Resh’s camera is a fly on the wall, never judging, assuming or peering inside either boy’s head, simply watching. The boys play together, make prank phone calls (the bedroom decor suggests this is set in the early 90s, when prank calls were actually made and elevated into an art form), wrestle around, and just generally act like, well, teenage boys. There’s not much more to the movie than that, other than its thematic thread of budding sexuality and the discomfiting confusion around how to deal with it.
There’s much to be said here via Resh’s humanist approach, but it can only work if the actors sell their parts. Considering their young age, slightly stiff performances would be understandable and even forgivable, but instead Griswold and Joza create completely convincing and carefully compelling characters that are so raw and real that it feels as though we’re peering in on their actual lives, interactions, and moments.
The pair of powerful performances is exactly what the movie needs to make an intriguing impact and justify Resh’s observant style. It’s impossible not to believe in Brian and Jake, so deeply invested are the actors. Ultimately, the movie is just a whisper, offering only a glimpse of a first experience that will certainly come into better focus in the future, so it leaves us wanting to know more, but Resh expertly captures the moment he’s aiming for with all the honest awkwardness that anyone could muster.
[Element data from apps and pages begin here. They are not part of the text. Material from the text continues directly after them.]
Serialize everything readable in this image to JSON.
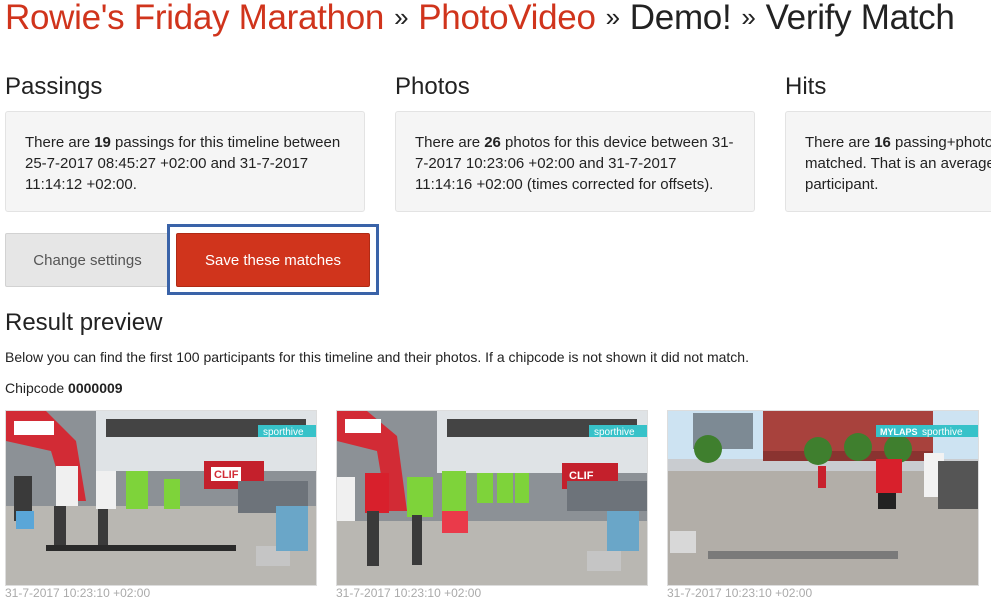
{
  "breadcrumb": {
    "items": [
      "Rowie's Friday Marathon",
      "PhotoVideo",
      "Demo!",
      "Verify Match"
    ],
    "separator": "»"
  },
  "passings": {
    "title": "Passings",
    "pre": "There are ",
    "count": "19",
    "post": " passings for this timeline between",
    "line2": "25-7-2017 08:45:27 +02:00 and 31-7-2017",
    "line3": "11:14:12 +02:00."
  },
  "photos": {
    "title": "Photos",
    "pre": "There are ",
    "count": "26",
    "post": " photos for this device between 31-",
    "line2": "7-2017 10:23:06 +02:00 and 31-7-2017",
    "line3": "11:14:16 +02:00 (times corrected for offsets)."
  },
  "hits": {
    "title": "Hits",
    "pre": "There are ",
    "count": "16",
    "post": " passing+photo",
    "line2": "matched. That is an average",
    "line3": "participant."
  },
  "buttons": {
    "change_settings": "Change settings",
    "save_matches": "Save these matches"
  },
  "result": {
    "title": "Result preview",
    "description": "Below you can find the first 100 participants for this timeline and their photos. If a chipcode is not shown it did not match.",
    "chipcode_label": "Chipcode ",
    "chipcode_value": "0000009"
  },
  "photos_list": [
    {
      "timestamp": "31-7-2017 10:23:10 +02:00",
      "sign": "sporthive",
      "logo": "CLIF"
    },
    {
      "timestamp": "31-7-2017 10:23:10 +02:00",
      "sign": "sporthive",
      "logo": "CLIF"
    },
    {
      "timestamp": "31-7-2017 10:23:10 +02:00",
      "sign": "sporthive",
      "brand": "MYLAPS"
    }
  ],
  "colors": {
    "accent": "#d0341c",
    "focus_outline": "#3a63a8",
    "panel_bg": "#f5f5f5"
  }
}
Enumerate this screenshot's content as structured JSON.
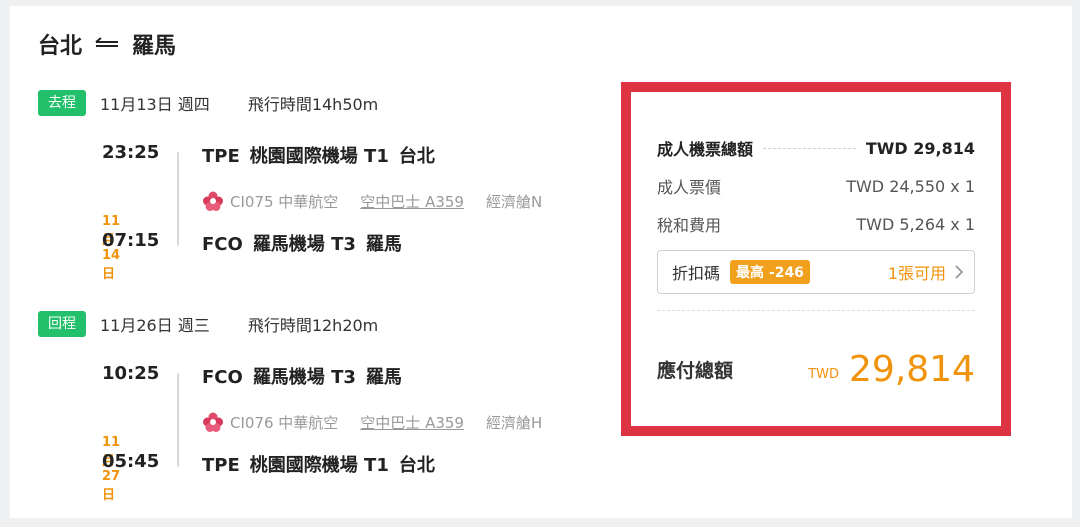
{
  "route": {
    "origin": "台北",
    "destination": "羅馬"
  },
  "outbound": {
    "tag": "去程",
    "date": "11月13日 週四",
    "duration": "飛行時間14h50m",
    "depart_time": "23:25",
    "depart_code": "TPE",
    "depart_airport": "桃園國際機場 T1",
    "depart_city": "台北",
    "flight": "CI075 中華航空",
    "aircraft": "空中巴士 A359",
    "cabin": "經濟艙N",
    "arrive_next_day": "11月14日",
    "arrive_time": "07:15",
    "arrive_code": "FCO",
    "arrive_airport": "羅馬機場 T3",
    "arrive_city": "羅馬"
  },
  "return": {
    "tag": "回程",
    "date": "11月26日 週三",
    "duration": "飛行時間12h20m",
    "depart_time": "10:25",
    "depart_code": "FCO",
    "depart_airport": "羅馬機場 T3",
    "depart_city": "羅馬",
    "flight": "CI076 中華航空",
    "aircraft": "空中巴士 A359",
    "cabin": "經濟艙H",
    "arrive_next_day": "11月27日",
    "arrive_time": "05:45",
    "arrive_code": "TPE",
    "arrive_airport": "桃園國際機場 T1",
    "arrive_city": "台北"
  },
  "price": {
    "total_label": "成人機票總額",
    "total_value": "TWD 29,814",
    "fare_label": "成人票價",
    "fare_value": "TWD 24,550 x 1",
    "tax_label": "稅和費用",
    "tax_value": "TWD 5,264 x 1",
    "coupon_label": "折扣碼",
    "coupon_badge": "最高 -246",
    "coupon_available": "1張可用",
    "grand_label": "應付總額",
    "grand_currency": "TWD",
    "grand_amount": "29,814"
  },
  "colors": {
    "tag_green": "#22c06b",
    "accent_orange": "#f0930a",
    "highlight_red": "#dd3342"
  },
  "icons": {
    "route": "round-trip-arrow-icon",
    "airline": "china-airlines-logo-icon",
    "chevron": "chevron-right-icon"
  }
}
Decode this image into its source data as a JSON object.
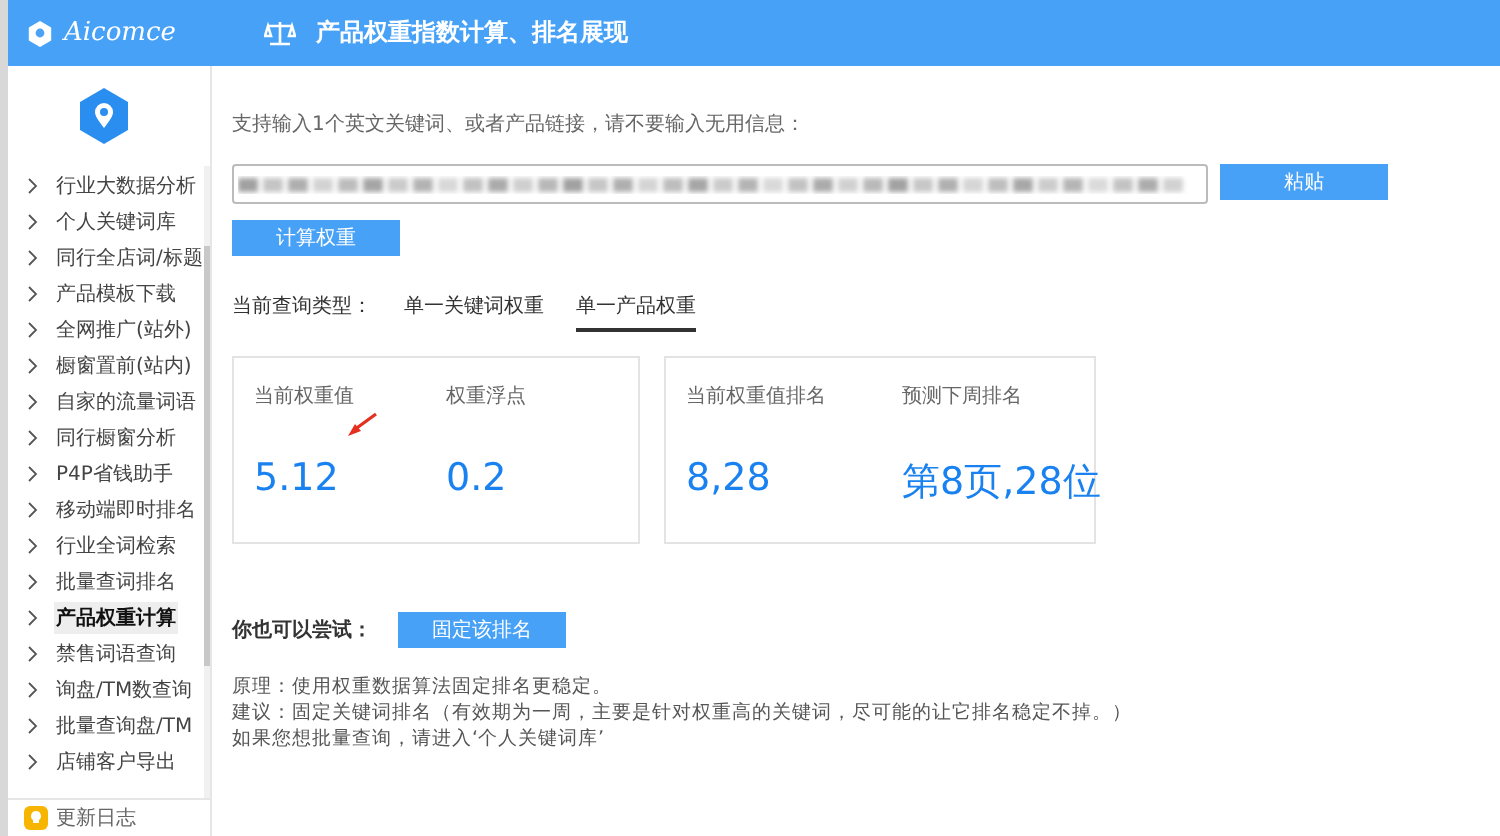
{
  "header": {
    "brand": "Aicomce",
    "title": "产品权重指数计算、排名展现"
  },
  "sidebar": {
    "items": [
      {
        "label": "行业大数据分析",
        "selected": false
      },
      {
        "label": "个人关键词库",
        "selected": false
      },
      {
        "label": "同行全店词/标题",
        "selected": false
      },
      {
        "label": "产品模板下载",
        "selected": false
      },
      {
        "label": "全网推广(站外)",
        "selected": false
      },
      {
        "label": "橱窗置前(站内)",
        "selected": false
      },
      {
        "label": "自家的流量词语",
        "selected": false
      },
      {
        "label": "同行橱窗分析",
        "selected": false
      },
      {
        "label": "P4P省钱助手",
        "selected": false
      },
      {
        "label": "移动端即时排名",
        "selected": false
      },
      {
        "label": "行业全词检索",
        "selected": false
      },
      {
        "label": "批量查词排名",
        "selected": false
      },
      {
        "label": "产品权重计算",
        "selected": true
      },
      {
        "label": "禁售词语查询",
        "selected": false
      },
      {
        "label": "询盘/TM数查询",
        "selected": false
      },
      {
        "label": "批量查询盘/TM",
        "selected": false
      },
      {
        "label": "店铺客户导出",
        "selected": false
      }
    ],
    "footer": "更新日志"
  },
  "main": {
    "hint": "支持输入1个英文关键词、或者产品链接，请不要输入无用信息：",
    "paste_button": "粘贴",
    "calc_button": "计算权重",
    "query_type_label": "当前查询类型：",
    "query_types": [
      {
        "label": "单一关键词权重",
        "selected": false
      },
      {
        "label": "单一产品权重",
        "selected": true
      }
    ],
    "cards": [
      {
        "stats": [
          {
            "label": "当前权重值",
            "value": "5.12"
          },
          {
            "label": "权重浮点",
            "value": "0.2"
          }
        ]
      },
      {
        "stats": [
          {
            "label": "当前权重值排名",
            "value": "8,28"
          },
          {
            "label": "预测下周排名",
            "value": "第8页,28位"
          }
        ]
      }
    ],
    "try_label": "你也可以尝试：",
    "fix_button": "固定该排名",
    "notes": [
      "原理：使用权重数据算法固定排名更稳定。",
      "建议：固定关键词排名（有效期为一周，主要是针对权重高的关键词，尽可能的让它排名稳定不掉。）",
      "如果您想批量查询，请进入‘个人关键词库’"
    ]
  }
}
It’s a personal story that requires the boys of Boys to be believable, so it’s both most impressive and satisfying that Griswold and Joza work wonders under Resh’s watchful eye. Intimate, delicate, authentic, Boys plays like a love letter to the trust that can be forged between actors and their director when fiction and reality collide.